### SOURCE DATA:

#####

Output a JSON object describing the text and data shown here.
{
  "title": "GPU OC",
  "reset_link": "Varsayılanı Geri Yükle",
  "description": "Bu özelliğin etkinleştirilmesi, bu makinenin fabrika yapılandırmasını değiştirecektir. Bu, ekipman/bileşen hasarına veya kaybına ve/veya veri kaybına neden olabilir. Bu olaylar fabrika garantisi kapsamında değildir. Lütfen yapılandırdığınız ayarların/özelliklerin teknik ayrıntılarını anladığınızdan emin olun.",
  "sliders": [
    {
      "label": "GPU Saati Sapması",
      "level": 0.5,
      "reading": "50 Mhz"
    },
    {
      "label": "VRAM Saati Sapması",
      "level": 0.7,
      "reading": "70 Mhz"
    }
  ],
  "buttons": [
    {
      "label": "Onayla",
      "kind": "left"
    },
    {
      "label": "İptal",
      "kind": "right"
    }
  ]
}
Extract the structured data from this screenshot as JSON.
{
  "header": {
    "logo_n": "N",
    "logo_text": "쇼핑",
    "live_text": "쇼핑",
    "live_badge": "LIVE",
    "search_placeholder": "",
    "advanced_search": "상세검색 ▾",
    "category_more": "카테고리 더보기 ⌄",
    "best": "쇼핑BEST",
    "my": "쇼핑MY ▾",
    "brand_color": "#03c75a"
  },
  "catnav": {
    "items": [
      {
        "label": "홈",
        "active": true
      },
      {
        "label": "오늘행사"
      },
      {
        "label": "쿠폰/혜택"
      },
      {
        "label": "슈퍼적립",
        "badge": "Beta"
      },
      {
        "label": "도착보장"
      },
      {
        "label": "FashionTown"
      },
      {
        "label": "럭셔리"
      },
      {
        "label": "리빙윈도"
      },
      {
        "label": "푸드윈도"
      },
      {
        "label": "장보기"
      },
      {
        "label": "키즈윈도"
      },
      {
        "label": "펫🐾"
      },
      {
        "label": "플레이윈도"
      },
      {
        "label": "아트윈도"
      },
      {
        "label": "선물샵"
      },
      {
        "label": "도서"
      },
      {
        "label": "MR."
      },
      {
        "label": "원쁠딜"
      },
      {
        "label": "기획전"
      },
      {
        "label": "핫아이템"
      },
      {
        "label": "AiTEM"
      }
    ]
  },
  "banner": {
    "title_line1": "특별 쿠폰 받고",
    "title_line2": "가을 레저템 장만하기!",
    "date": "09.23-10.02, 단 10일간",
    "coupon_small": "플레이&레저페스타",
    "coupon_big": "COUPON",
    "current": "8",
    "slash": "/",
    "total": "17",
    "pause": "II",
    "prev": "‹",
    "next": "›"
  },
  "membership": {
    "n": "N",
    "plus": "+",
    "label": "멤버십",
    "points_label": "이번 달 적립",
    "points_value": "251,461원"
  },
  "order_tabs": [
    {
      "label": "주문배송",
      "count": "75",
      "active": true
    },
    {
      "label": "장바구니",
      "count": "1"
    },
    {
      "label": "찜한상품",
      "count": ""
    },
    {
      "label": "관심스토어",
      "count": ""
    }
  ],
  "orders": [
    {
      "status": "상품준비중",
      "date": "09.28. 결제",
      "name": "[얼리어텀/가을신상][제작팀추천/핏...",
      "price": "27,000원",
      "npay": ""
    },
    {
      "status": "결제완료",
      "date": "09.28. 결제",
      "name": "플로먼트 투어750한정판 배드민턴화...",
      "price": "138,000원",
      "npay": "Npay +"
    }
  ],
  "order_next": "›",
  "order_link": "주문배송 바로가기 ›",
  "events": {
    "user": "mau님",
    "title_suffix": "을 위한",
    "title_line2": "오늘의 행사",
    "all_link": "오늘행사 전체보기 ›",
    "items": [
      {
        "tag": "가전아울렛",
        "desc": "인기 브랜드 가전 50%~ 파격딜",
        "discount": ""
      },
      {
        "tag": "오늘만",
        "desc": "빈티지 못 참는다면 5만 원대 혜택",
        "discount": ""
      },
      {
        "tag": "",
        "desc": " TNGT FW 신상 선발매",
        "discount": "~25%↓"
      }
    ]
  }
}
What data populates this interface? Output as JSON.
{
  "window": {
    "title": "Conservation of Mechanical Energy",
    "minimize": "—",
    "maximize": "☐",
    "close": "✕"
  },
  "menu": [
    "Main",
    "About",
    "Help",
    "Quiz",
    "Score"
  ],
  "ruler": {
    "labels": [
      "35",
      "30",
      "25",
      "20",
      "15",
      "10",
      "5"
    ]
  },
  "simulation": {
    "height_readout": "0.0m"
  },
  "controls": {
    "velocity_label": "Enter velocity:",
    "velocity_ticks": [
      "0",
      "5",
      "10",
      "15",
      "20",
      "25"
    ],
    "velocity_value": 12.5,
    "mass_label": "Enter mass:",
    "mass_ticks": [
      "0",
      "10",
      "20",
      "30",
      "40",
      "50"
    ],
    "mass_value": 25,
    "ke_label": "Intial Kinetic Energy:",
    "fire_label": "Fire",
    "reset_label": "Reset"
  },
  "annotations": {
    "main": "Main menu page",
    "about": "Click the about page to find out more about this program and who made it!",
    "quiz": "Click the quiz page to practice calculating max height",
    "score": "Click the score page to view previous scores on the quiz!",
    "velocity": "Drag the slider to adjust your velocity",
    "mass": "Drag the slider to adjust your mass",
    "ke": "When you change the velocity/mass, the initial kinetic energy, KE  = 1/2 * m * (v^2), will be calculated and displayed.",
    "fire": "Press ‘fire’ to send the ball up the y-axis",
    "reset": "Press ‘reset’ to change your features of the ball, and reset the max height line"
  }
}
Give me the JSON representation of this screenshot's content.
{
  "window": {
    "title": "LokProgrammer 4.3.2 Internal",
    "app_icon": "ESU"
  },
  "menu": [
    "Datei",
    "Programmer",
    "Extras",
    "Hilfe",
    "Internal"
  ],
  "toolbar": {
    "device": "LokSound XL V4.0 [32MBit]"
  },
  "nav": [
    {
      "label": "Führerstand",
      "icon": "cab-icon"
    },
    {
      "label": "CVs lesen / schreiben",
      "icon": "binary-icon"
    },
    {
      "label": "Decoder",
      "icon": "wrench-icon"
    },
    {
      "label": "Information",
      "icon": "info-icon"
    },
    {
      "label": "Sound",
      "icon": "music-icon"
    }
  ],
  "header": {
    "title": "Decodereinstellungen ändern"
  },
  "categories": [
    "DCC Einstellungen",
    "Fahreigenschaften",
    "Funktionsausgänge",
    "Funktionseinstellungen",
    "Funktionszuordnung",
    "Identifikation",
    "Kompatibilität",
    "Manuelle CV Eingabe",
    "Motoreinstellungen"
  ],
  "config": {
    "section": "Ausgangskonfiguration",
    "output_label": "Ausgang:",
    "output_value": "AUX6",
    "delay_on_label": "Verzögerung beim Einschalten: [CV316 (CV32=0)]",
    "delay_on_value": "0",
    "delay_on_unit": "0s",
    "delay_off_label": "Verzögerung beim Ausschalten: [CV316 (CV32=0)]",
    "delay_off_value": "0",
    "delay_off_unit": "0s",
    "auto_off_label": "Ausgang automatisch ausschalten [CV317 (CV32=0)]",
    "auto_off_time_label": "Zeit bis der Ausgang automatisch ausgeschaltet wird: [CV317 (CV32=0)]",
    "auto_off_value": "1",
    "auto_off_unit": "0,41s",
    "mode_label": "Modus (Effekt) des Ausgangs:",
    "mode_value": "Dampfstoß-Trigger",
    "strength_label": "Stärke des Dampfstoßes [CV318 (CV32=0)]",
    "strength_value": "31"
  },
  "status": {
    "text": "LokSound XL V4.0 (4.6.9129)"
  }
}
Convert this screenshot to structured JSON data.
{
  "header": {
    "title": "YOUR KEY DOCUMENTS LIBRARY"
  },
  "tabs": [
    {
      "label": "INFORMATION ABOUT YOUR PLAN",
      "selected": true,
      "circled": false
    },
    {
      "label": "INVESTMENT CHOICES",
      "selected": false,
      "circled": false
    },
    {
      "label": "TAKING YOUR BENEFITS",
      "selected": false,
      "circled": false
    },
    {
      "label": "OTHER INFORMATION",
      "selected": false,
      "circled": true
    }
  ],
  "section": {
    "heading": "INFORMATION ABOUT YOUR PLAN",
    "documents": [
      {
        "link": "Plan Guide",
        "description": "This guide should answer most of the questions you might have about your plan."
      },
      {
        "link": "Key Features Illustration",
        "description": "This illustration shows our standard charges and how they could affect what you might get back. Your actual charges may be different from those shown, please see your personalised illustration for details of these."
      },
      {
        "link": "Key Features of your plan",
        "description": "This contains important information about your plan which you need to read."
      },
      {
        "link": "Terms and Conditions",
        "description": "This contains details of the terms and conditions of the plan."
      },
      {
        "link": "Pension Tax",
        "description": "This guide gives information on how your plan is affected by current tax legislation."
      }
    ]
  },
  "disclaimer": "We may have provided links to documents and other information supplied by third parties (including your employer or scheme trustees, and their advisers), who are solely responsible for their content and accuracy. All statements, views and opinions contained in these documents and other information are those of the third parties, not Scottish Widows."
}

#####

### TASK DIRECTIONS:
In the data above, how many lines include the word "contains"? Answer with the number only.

### WRITTEN REPLY:
2